It’s one of the great privileges of this job that you get to attend major sporting events and the Cheltenham Festival is an annual highlight.
I’ve done the opening day of 10 of the last 11 festivals, and my standout memory remains the 2013 edition when Ruby Walsh rode a remarkable hat-trick of wins on Champagne Fever, Hurricane Fly and Quevega.
It was the most miserable of afternoons weatherwise but I can’t think of any comparable sporting occasion when I was left so stirred by excitement, so captured by the drama and so appreciative of the talents of the sportsman who helped deliver those feelings.
One, who’s career runs an exhaustive list of such afternoons — Ruby Walsh.
I couldn’t make Cheltenham this year and already I’m feeling nostalgic for Ruby Walsh, so long Cheltenham’s leading man, but for how long more?
I don’t know is the answer to that question, and aged 39, and with a career weighed heavy with injuries behind him, any triumphs this week should be savoured because nothing brings someone’s contribution into focus like idea they may not be around much longer.
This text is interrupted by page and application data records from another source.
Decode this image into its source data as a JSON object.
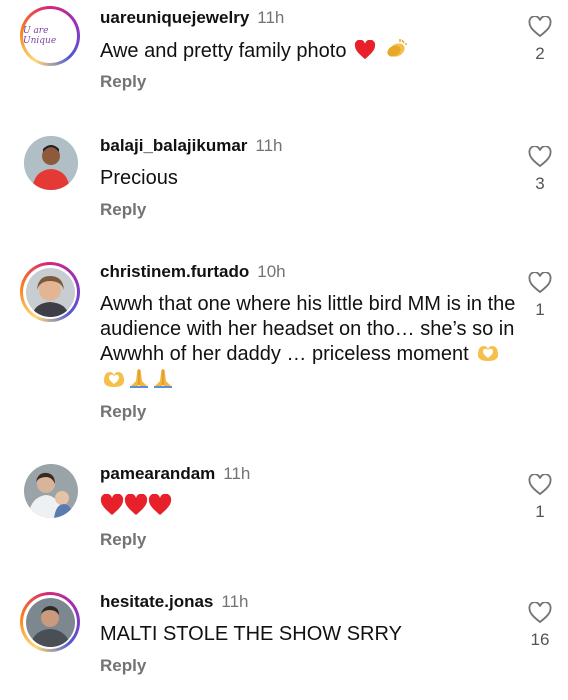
{
  "comments": [
    {
      "username": "uareuniquejewelry",
      "time": "11h",
      "text": "Awe and pretty family photo",
      "reply": "Reply",
      "likes": "2",
      "avatar_text": "U are Unique",
      "emoji": [
        "red-heart",
        "clapping-hands"
      ]
    },
    {
      "username": "balaji_balajikumar",
      "time": "11h",
      "text": "Precious",
      "reply": "Reply",
      "likes": "3",
      "emoji": []
    },
    {
      "username": "christinem.furtado",
      "time": "10h",
      "text": "Awwh that one where his little bird MM is in the audience with her headset on tho… she’s so in Awwhh of her daddy … priceless moment",
      "reply": "Reply",
      "likes": "1",
      "emoji": [
        "heart-hands",
        "heart-hands",
        "folded-hands",
        "folded-hands"
      ]
    },
    {
      "username": "pamearandam",
      "time": "11h",
      "text": "",
      "reply": "Reply",
      "likes": "1",
      "emoji": [
        "red-heart",
        "red-heart",
        "red-heart"
      ]
    },
    {
      "username": "hesitate.jonas",
      "time": "11h",
      "text": "MALTI STOLE THE SHOW SRRY",
      "reply": "Reply",
      "likes": "16",
      "emoji": []
    }
  ],
  "colors": {
    "username": "#111111",
    "meta": "#737373",
    "heart": "#e8202a",
    "story_ring": [
      "#feda75",
      "#fa7e1e",
      "#d62976",
      "#962fbf"
    ]
  }
}
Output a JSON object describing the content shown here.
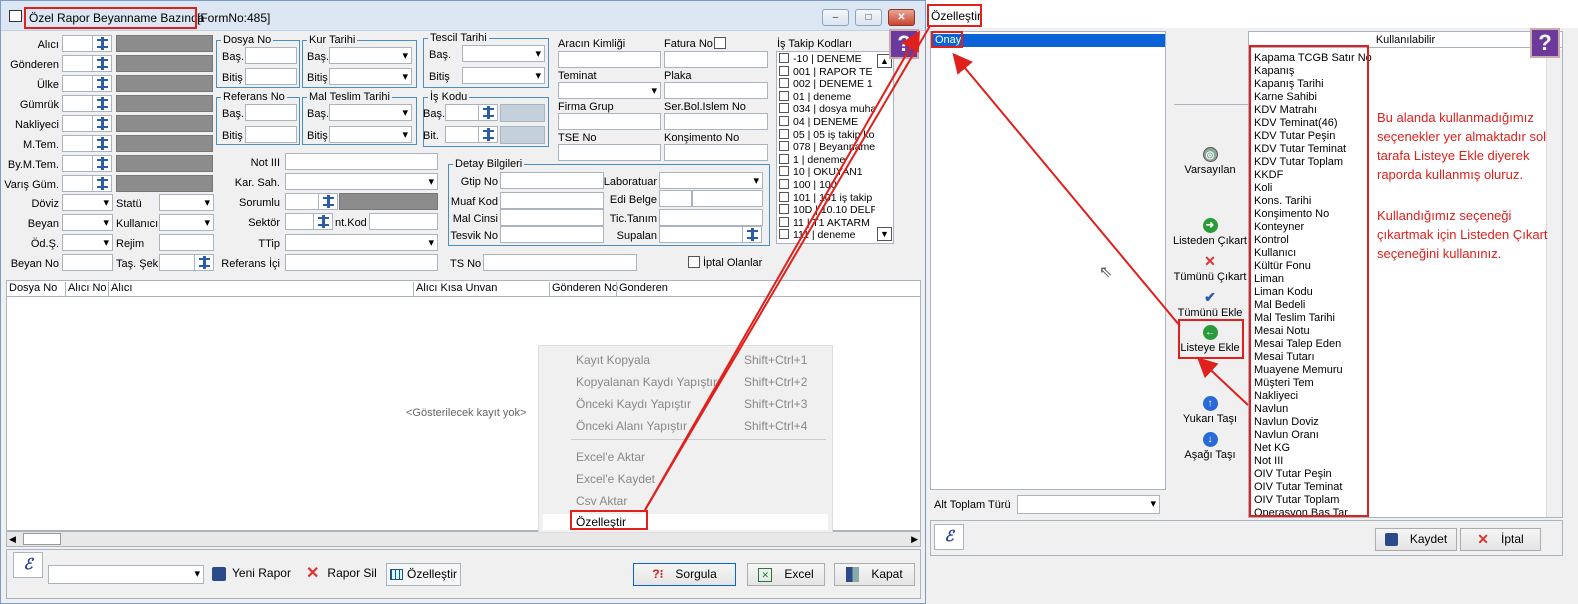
{
  "left_window": {
    "title": "Özel Rapor Beyanname Bazında",
    "form_no": "[FormNo:485]",
    "controls": {
      "minimize": "‒",
      "maximize": "□",
      "close": "✕"
    },
    "fields": {
      "alici": "Alıcı",
      "gonderen": "Gönderen",
      "ulke": "Ülke",
      "gumruk": "Gümrük",
      "nakliyeci": "Nakliyeci",
      "m_tem": "M.Tem.",
      "by_m_tem": "By.M.Tem.",
      "varis_gum": "Varış Güm.",
      "doviz": "Döviz",
      "beyan": "Beyan",
      "od_s": "Öd.Ş.",
      "beyan_no": "Beyan No",
      "statu": "Statü",
      "kullanici": "Kullanıcı",
      "rejim": "Rejim",
      "tas_sek": "Taş. Şek",
      "not_iii": "Not III",
      "kar_sah": "Kar. Sah.",
      "sorumlu": "Sorumlu",
      "sektor": "Sektör",
      "int_kod": "nt.Kod",
      "ttip": "TTip",
      "referans_ici": "Referans İçi",
      "aracin_kimligi": "Aracın Kimliği",
      "fatura_no": "Fatura No",
      "teminat": "Teminat",
      "plaka": "Plaka",
      "firma_grup": "Firma Grup",
      "ser_bol": "Ser.Bol.Islem No",
      "tse_no": "TSE No",
      "konsimento_no": "Konşimento No",
      "ts_no": "TS No",
      "iptal_olanlar": "İptal Olanlar",
      "is_takip_kodlari": "İş Takip Kodları"
    },
    "groups": {
      "dosya_no": "Dosya No",
      "kur_tarihi": "Kur Tarihi",
      "tescil_tarihi": "Tescil Tarihi",
      "referans_no": "Referans No",
      "mal_teslim_tarihi": "Mal Teslim Tarihi",
      "is_kodu": "İş Kodu",
      "bas": "Baş.",
      "bitis": "Bitiş",
      "bit": "Bit.",
      "detay": "Detay Bilgileri",
      "gtip_no": "Gtip No",
      "muaf_kod": "Muaf Kod",
      "mal_cinsi": "Mal Cinsi",
      "tesvik_no": "Tesvik No",
      "laboratuar": "Laboratuar",
      "edi_belge": "Edi Belge",
      "tic_tanim": "Tic.Tanım",
      "supalan": "Supalan"
    },
    "is_takip_list": [
      "-10 | DENEME",
      "001 | RAPOR TE",
      "002 | DENEME 1",
      "01 | deneme",
      "034 | dosya muha",
      "04 | DENEME",
      "05 | 05 iş takip ko",
      "078 | Beyanname",
      "1 | deneme",
      "10 | OKUYAN1",
      "100 | 100",
      "101 | 101 iş takip",
      "10D | 10.10 DELF",
      "11 | T1 AKTARM",
      "111 | deneme"
    ],
    "grid": {
      "columns": [
        "Dosya No",
        "Alıcı No",
        "Alıcı",
        "Alıcı Kısa Unvan",
        "Gönderen No",
        "Gonderen"
      ],
      "empty": "<Gösterilecek kayıt yok>"
    },
    "context_menu": [
      {
        "label": "Kayıt Kopyala",
        "shortcut": "Shift+Ctrl+1"
      },
      {
        "label": "Kopyalanan Kaydı Yapıştır",
        "shortcut": "Shift+Ctrl+2"
      },
      {
        "label": "Önceki Kaydı Yapıştır",
        "shortcut": "Shift+Ctrl+3"
      },
      {
        "label": "Önceki Alanı Yapıştır",
        "shortcut": "Shift+Ctrl+4"
      },
      {
        "label": "Excel'e Aktar",
        "shortcut": ""
      },
      {
        "label": "Excel'e Kaydet",
        "shortcut": ""
      },
      {
        "label": "Csv Aktar",
        "shortcut": ""
      },
      {
        "label": "Özelleştir",
        "shortcut": ""
      }
    ],
    "toolbar": {
      "yeni_rapor": "Yeni Rapor",
      "rapor_sil": "Rapor Sil",
      "ozellestir": "Özelleştir",
      "sorgula": "Sorgula",
      "excel": "Excel",
      "kapat": "Kapat"
    }
  },
  "right_window": {
    "title": "Özelleştir",
    "used_header": "",
    "used_items": [
      "Onay"
    ],
    "available_header": "Kullanılabilir",
    "alt_toplam": "Alt Toplam Türü",
    "side_buttons": {
      "varsayilan": "Varsayılan",
      "listeden_cikart": "Listeden Çıkart",
      "tumunu_cikart": "Tümünü Çıkart",
      "tumunu_ekle": "Tümünü Ekle",
      "listeye_ekle": "Listeye Ekle",
      "yukari_tasi": "Yukarı Taşı",
      "asagi_tasi": "Aşağı Taşı"
    },
    "available_items": [
      "Kapama TCGB Satır No",
      "Kapanış",
      "Kapanış Tarihi",
      "Karne Sahibi",
      "KDV Matrahı",
      "KDV Teminat(46)",
      "KDV Tutar Peşin",
      "KDV Tutar Teminat",
      "KDV Tutar Toplam",
      "KKDF",
      "Koli",
      "Kons. Tarihi",
      "Konşimento No",
      "Konteyner",
      "Kontrol",
      "Kullanıcı",
      "Kültür Fonu",
      "Liman",
      "Liman Kodu",
      "Mal Bedeli",
      "Mal Teslim Tarihi",
      "Mesai Notu",
      "Mesai Talep Eden",
      "Mesai Tutarı",
      "Muayene Memuru",
      "Müşteri Tem",
      "Nakliyeci",
      "Navlun",
      "Navlun Doviz",
      "Navlun Oranı",
      "Net KG",
      "Not III",
      "OIV Tutar Peşin",
      "OIV Tutar Teminat",
      "OIV Tutar Toplam",
      "Operasyon Baş Tar"
    ],
    "annotation_1": "Bu alanda kullanmadığımız seçenekler yer almaktadır sol tarafa Listeye Ekle diyerek raporda kullanmış oluruz.",
    "annotation_2": "Kullandığımız seçeneği çıkartmak için Listeden Çıkart seçeneğini kullanınız.",
    "buttons": {
      "kaydet": "Kaydet",
      "iptal": "İptal"
    }
  },
  "colors": {
    "annotation": "#e0201c",
    "selection": "#0a64d8",
    "accent": "#4a8ec4"
  }
}
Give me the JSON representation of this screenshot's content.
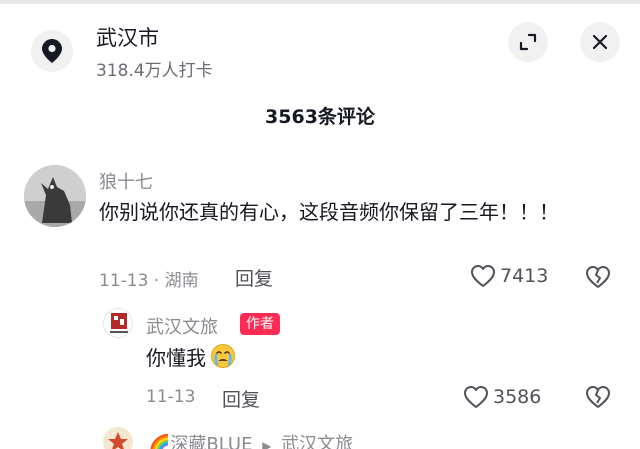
{
  "location": {
    "name": "武汉市",
    "checkins": "318.4万人打卡"
  },
  "comments_header": {
    "count_label": "3563条评论"
  },
  "comments": [
    {
      "username": "狼十七",
      "text": "你别说你还真的有心，这段音频你保留了三年！！！",
      "date_location": "11-13 · 湖南",
      "reply_label": "回复",
      "likes": "7413"
    }
  ],
  "replies": [
    {
      "username": "武汉文旅",
      "badge": "作者",
      "text": "你懂我",
      "date": "11-13",
      "reply_label": "回复",
      "likes": "3586"
    },
    {
      "username": "🌈深藏BLUE",
      "reply_to_arrow": "▶",
      "reply_to": "武汉文旅"
    }
  ],
  "colors": {
    "accent": "#fe2c55",
    "secondary_text": "#8a8b91"
  }
}
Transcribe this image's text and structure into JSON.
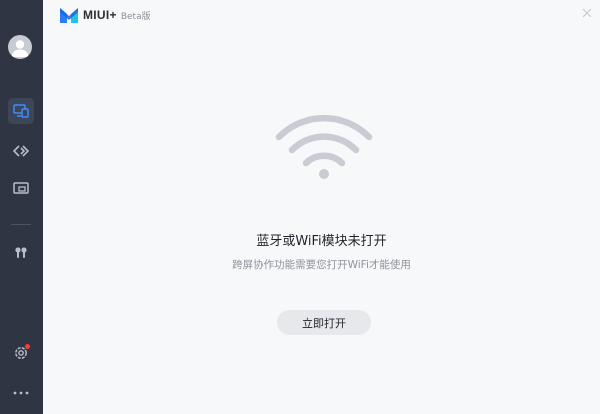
{
  "app": {
    "name": "MIUI+",
    "tag": "Beta版"
  },
  "sidebar": {
    "items": [
      {
        "name": "avatar",
        "icon": "user-icon"
      },
      {
        "name": "devices",
        "icon": "device-screens-icon",
        "active": true
      },
      {
        "name": "cross-connect",
        "icon": "chevrons-icon"
      },
      {
        "name": "screen-cast",
        "icon": "cast-screen-icon"
      },
      {
        "name": "earbuds",
        "icon": "earbuds-icon"
      },
      {
        "name": "settings",
        "icon": "gear-icon",
        "badge": true
      },
      {
        "name": "more",
        "icon": "more-dots-icon"
      }
    ]
  },
  "status": {
    "icon": "wifi-icon",
    "title": "蓝牙或WiFi模块未打开",
    "subtitle": "跨屏协作功能需要您打开WiFi才能使用",
    "button_label": "立即打开"
  },
  "colors": {
    "sidebar_bg": "#2f3543",
    "content_bg": "#f7f8fa",
    "accent": "#3d8bff",
    "wifi_gray": "#c9ccd2"
  }
}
And in that sense we enjoy a strange relationship with Ruby Walsh in Kildare where often, his sometimes surly persona is the first point of discussion not the greatness of his career.
On occasion, I too have been guilty of the same charge and I’m really struggling to figure that one out.
Because unlike other counties, Kildare are without an All Ireland in either code for more than 90 years at senior level.
We’ve no great soccer tradition, no Sligo Town, nor a Dundalk. Our successes are modest compared with other counties when it comes to field sports yet we complain loudly when results don’t go our way.
Into this void falls one of greatest jump jockeys the world has ever seen, every ounce a winner, but over time we’ve become less and less impressed.
Someone from Cork once said to me that if Ruby was theirs, they’d erect a statue of him at the top of Patrick’s Street.
But horse racing aside we forge a different sports star in Kildare, typically ones without the kind of grit and resolve needed to dominate at the highest level in the fashion, like, yes — Ruby Walsh.
Ruby has ridden 58 Cheltenham Festival winners at time of writing (prior to last week's festival). And it’s a running total that dates back to Alexander Banquet in 1998.
This was a time when the world was still getting used to push button mobile phones.
His successes have punctuated our sporting lives for two decades and this 21-year tenure at the top has been so long and so consistent, that we’re all very guilty of taking his talents for granted in Ireland and Kildare in particular.
It could be the case that we’re pretty shabby when it comes to celebrating our own prophets.
And ironically that is exactly just how Ruby Walsh is perceived in Britain.
I think now of Kempton Park in 2011 when he rode the famous Kauto Star to a history-making fifth win in the King George VI Chase on Boxing Day, that most English of racing afternoons.
And how afterwards, Ruby cantered back and forth along the Grand Stand for some minutes to receive the adulation of the audience, his audience.
Even watching on TV, the connection between sportsman and sporting public felt tangible.
Of course countless such embraces have followed Ruby’s innumerable flourishes at Cheltenham, but that kind of scene at Kempton always made me feel that Ruby’s persona made a better fit in Britain where he’s consistently elevated for the kind of qualities not celebrated at home.
Uncompromising, steely focused, a born winner with an allergy for bullshit, I have to say I rate people with those qualities, very highly.
But so too can we use words like brusque, curt, dismissive and impatient to describe Ruby Walsh.
Less flattering certainly, but really, irrelevant in the bigger scheme of things.
Because the stamp of this winner is the joyous feelings he’s created again and again and again for the last 20 years.
I’m telling you, we’ll miss him when he’s retired. Because our sporting history is anything to go by the void is going to get a lot darker.